Required action:
Restate word for word only the lines from the one with "Extract the structured" through the end of the records; no pictures belong in the copy.

◇ ◇ ◇ ◇

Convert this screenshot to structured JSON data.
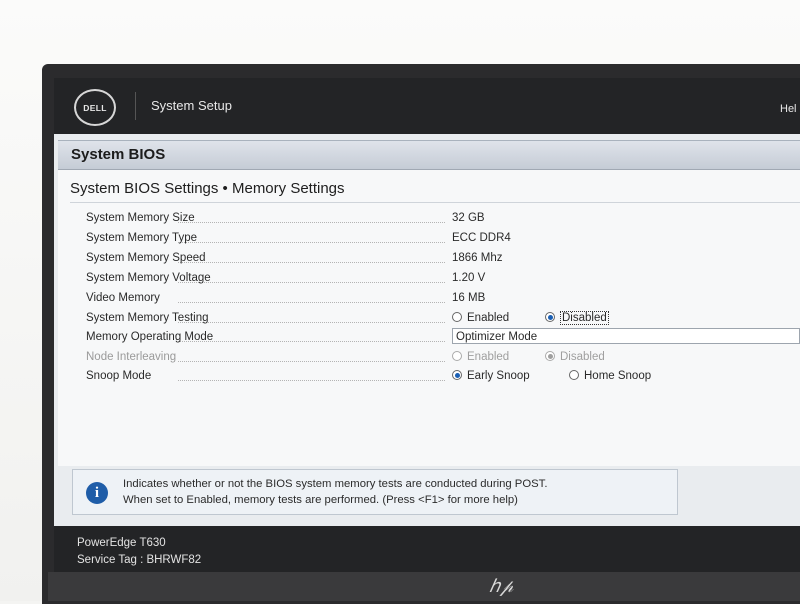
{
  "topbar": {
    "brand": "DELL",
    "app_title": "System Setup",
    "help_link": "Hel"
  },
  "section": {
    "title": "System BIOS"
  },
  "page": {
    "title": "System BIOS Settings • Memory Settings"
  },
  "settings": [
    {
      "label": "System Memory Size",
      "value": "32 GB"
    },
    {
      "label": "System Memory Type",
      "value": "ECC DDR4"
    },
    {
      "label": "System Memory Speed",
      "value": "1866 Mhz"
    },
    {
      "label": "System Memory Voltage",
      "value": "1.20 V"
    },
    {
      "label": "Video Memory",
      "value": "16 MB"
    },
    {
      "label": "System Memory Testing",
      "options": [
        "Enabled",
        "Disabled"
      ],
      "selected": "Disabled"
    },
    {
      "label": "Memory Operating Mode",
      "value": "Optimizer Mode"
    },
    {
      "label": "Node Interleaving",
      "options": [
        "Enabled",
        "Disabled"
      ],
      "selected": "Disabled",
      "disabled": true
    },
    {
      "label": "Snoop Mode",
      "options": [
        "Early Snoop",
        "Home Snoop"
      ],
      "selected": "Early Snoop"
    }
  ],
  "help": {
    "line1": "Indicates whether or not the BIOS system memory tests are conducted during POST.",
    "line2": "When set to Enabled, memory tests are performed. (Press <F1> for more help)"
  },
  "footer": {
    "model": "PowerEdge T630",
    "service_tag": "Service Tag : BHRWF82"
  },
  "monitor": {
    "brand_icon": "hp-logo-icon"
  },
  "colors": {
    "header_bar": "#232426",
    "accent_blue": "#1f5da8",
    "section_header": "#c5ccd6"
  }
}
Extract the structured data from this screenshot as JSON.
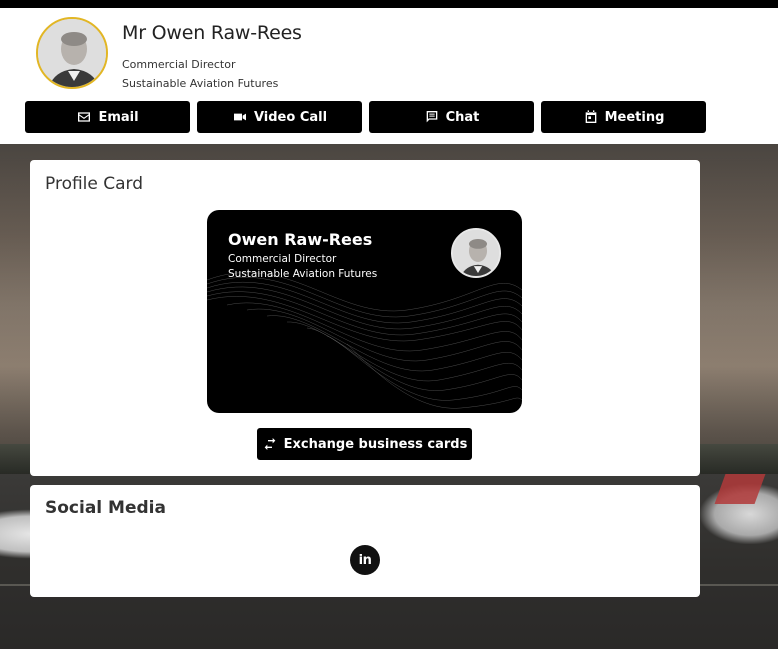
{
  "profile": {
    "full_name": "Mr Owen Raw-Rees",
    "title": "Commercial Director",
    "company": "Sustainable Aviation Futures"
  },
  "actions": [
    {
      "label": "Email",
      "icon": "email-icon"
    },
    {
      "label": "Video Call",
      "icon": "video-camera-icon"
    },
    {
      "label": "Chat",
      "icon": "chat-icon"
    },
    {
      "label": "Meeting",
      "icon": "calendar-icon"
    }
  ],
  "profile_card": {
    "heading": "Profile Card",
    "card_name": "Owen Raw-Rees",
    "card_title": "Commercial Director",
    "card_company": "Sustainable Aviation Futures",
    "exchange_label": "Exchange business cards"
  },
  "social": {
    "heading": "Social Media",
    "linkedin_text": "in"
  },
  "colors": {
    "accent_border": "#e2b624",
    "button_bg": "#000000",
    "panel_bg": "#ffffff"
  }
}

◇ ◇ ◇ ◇

Answer for this exercise:
Extract the structured data from this screenshot as JSON.
{
  "profile": {
    "full_name": "Mr Owen Raw-Rees",
    "title": "Commercial Director",
    "company": "Sustainable Aviation Futures"
  },
  "actions": [
    {
      "label": "Email",
      "icon": "email-icon"
    },
    {
      "label": "Video Call",
      "icon": "video-camera-icon"
    },
    {
      "label": "Chat",
      "icon": "chat-icon"
    },
    {
      "label": "Meeting",
      "icon": "calendar-icon"
    }
  ],
  "profile_card": {
    "heading": "Profile Card",
    "card_name": "Owen Raw-Rees",
    "card_title": "Commercial Director",
    "card_company": "Sustainable Aviation Futures",
    "exchange_label": "Exchange business cards"
  },
  "social": {
    "heading": "Social Media",
    "linkedin_text": "in"
  },
  "colors": {
    "accent_border": "#e2b624",
    "button_bg": "#000000",
    "panel_bg": "#ffffff"
  }
}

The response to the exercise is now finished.